Cox has not been found guilty by a court of law, had a formal investigation nor any kind of due process on extortion allegations. Therefore an esteemed, highly "reliable source" such as a 3 Judges on an Appellate Panel, should not make allegations of speculated crimes of the Defendant, especially quoting a New York Times journalist as the source of said opinion, or allegations.
I have NO ISSUE with those Speaking Critical of Me, that is your Constitutional Right.
It is one thing for a journalist and a blogger to have equal rights in reporting the news, this is important. However when corruption stories are told or "broke" by these outlets, the authorities then need to perform a formal investigation before a judicial ruling makes those same allegations, as a MATTER OF LAW and Legal Precedent.
I care about our Judges obeying the Law,
and Respecting our Constitutional Rights.
Speak Critical of me If You must, oh well. I need no support from the masses. This is a Spiritual mission for me. And I will not be silent as to this matter. If I am silent then all anti-corruption bloggers are easily silenced by overreaching Judicial Rulings that accuse them of bad or illegal behavior as a matter of law, in a court of law and with no judicial process, due process, in a court of law. And do so, seemingly, to cover up the very corruption in which those anti-corruption bloggers are exposing in the first place.

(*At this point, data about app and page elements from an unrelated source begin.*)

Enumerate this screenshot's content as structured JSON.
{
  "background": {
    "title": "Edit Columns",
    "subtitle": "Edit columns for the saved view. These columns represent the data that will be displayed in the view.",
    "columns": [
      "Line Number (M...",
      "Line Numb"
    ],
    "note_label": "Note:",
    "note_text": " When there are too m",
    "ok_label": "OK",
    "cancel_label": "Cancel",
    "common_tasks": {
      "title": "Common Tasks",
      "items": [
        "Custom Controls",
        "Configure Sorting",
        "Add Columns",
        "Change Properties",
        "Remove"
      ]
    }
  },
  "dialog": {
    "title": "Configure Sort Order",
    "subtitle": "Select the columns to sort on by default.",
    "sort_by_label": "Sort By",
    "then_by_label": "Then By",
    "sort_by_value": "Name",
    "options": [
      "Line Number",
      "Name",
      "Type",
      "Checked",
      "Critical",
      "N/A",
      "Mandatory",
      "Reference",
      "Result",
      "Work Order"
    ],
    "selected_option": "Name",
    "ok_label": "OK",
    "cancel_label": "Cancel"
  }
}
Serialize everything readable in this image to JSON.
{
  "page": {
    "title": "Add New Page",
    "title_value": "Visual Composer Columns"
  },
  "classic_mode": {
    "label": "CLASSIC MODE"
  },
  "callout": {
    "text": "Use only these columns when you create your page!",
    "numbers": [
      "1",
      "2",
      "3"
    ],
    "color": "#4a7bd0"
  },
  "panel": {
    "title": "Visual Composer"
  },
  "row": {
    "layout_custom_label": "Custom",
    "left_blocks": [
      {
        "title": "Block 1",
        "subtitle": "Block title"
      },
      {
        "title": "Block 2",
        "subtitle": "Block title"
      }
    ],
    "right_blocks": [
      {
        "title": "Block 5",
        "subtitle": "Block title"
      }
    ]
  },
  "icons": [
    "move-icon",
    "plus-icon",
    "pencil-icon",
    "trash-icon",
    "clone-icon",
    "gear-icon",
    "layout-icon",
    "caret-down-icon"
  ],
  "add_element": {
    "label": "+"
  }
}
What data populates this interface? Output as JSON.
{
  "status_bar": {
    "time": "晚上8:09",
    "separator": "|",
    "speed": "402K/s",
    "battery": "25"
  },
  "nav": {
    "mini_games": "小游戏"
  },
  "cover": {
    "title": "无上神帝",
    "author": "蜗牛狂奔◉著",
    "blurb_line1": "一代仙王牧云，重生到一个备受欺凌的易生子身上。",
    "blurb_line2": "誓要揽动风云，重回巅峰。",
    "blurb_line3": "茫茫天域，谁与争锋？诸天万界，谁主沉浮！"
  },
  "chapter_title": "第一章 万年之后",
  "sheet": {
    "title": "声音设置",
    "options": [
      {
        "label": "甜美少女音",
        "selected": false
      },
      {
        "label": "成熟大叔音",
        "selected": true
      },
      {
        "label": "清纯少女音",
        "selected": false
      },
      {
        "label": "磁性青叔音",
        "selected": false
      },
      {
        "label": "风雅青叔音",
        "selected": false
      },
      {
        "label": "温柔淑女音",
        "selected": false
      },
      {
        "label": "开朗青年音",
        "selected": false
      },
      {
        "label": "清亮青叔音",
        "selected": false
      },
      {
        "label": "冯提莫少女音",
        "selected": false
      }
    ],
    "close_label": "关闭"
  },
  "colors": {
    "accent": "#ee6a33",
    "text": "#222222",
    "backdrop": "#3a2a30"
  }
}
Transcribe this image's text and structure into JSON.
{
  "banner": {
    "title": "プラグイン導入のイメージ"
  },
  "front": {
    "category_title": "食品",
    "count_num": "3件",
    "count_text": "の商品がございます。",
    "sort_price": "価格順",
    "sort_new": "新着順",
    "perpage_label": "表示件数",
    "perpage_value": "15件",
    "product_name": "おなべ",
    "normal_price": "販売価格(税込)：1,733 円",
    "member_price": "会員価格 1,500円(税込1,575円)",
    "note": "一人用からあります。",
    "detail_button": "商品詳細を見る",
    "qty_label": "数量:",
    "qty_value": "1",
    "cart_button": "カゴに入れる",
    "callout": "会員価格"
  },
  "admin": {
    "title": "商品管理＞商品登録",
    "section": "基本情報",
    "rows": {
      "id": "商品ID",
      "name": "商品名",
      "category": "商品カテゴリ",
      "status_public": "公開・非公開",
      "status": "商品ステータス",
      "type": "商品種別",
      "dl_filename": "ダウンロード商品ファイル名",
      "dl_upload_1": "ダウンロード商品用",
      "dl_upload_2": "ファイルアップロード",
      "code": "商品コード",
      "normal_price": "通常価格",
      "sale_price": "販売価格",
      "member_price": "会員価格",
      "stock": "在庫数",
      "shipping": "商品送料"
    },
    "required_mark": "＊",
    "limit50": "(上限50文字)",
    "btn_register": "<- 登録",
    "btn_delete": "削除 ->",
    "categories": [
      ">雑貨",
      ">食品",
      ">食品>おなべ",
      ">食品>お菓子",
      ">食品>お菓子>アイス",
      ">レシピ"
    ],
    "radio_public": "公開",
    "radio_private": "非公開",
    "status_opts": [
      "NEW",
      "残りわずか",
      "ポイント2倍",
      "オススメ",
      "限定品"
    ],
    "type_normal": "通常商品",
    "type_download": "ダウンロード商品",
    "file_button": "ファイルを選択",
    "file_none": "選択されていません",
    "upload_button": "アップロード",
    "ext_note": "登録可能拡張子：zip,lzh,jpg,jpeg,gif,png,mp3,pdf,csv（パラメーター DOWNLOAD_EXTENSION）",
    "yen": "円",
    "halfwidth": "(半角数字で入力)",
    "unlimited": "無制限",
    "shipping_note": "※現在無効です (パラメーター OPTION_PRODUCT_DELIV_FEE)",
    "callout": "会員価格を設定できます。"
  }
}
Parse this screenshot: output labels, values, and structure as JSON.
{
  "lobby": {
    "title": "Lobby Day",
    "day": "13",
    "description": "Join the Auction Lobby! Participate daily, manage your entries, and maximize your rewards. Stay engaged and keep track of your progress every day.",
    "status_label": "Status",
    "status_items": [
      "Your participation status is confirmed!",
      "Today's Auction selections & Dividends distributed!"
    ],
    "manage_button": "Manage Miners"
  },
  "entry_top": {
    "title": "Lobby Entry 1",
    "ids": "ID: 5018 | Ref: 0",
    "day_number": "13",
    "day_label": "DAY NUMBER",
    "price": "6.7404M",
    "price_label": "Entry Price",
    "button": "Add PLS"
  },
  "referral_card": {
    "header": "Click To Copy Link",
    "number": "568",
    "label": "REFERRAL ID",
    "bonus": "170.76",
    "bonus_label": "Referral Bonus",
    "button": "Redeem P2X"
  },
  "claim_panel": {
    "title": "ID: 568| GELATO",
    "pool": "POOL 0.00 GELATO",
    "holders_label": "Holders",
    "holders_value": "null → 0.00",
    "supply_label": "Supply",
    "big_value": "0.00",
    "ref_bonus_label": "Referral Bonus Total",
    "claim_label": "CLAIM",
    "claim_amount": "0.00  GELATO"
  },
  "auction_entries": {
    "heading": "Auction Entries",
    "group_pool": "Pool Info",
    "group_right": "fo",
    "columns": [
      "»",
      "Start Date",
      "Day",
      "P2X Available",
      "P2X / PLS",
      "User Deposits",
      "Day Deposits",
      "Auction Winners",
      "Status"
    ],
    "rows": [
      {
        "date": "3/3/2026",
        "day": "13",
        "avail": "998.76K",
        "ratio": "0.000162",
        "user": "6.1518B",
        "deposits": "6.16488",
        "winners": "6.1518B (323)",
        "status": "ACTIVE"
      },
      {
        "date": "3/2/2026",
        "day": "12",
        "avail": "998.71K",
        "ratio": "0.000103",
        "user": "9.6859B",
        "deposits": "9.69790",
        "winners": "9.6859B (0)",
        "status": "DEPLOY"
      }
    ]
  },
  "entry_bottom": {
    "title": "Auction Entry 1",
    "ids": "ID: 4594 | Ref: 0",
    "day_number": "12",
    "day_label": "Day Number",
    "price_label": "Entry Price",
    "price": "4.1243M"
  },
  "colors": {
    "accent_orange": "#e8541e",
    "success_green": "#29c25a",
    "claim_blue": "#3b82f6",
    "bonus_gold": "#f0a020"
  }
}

Crystal Cox via her attorney Eugene Volokh, UCLA Constitutional Law Profess filed a Motion to Rehear / A motion to REDACT the allegations against Cox that are hearsay and rumor maliciously reported by New York Times Journalist David Carr.
"A judicial assertion of misconduct by a named person, even a judicial assertion modified with the word “apparently,” might be based on the record in a case, or on authoritative findings by another court.
But it ought not be based on a newspaper column, which was written without the benefit of cross-examination, sworn testimony, or the other safeguards of the civil justice process. The claims in the columnist’s assertion are neither facts found by a fact finder nor facts subject to judicial notice under Fed. R. Evid. 201.
Moreover, while the New York Times article does discuss Cox’s offering her consulting services to appellees in this case, it does not make any such allegations about other cases.
There thus seems to be no “history” of seeking money claimed in the article. The “history” that the column is positing appears to be only a history of Cox’s “making similar allegations.”
The widely reprinted Reuters wire service, for instance, wrote, According to the court’s opinion, Cox has a history of making allegations of fraud and other illegal activities “and seeking payoffs in exchange for retraction.”
Dan Levine, Blogger Gets Same Speech Protections as Traditional Press: U.S. Court, Reuters, Jan. 17, 2014, http://www.reuters.com/article/2014/01/17/us-usa-blogger-ruling-idUSBREA0G1HI20140117; see also, e.g., http://www.nbcnews.com/id/54102454/ns/technology_and_science-tech_and_gadgets/ (NBC News republication of the Reuters article).
Of course, some such media misstatements are inevitable. Still, they highlight the fact that, when a statement is made in a Court of Appeals opinion—with the authority such opinions possess—journalists might perceive the statement as a factual finding, and not just a report of what a newspaper column has alleged.
Judicial opinions are perceived as extraordinarily reliable sources of information.
This reliability stems from the assumption that statements in the opinion, especially statements that allege misconduct, generally rest on adjudicated facts.
Because of this, Cox respectfully requests that this particular allegation, which rests solely on a claim made in a newspaper column, be redacted from the opinion."
Link to "Motion to Rehear" Filed by Eugene Volokh;
Crystal L. Cox, Online Statement regarding and in support of the Motion to Rehear, to Clarify or Redact Courts statement, “Cox apparently has a history of making similar allegations and seeking payoffs in exchange for retraction” and the surrounding media and corruption.
Extortion was not part of the Lower Court Case, nor "of record". It has NO business in a Ninth Circuit Appellate Ruling when it was not a factor of the case, whatsoever.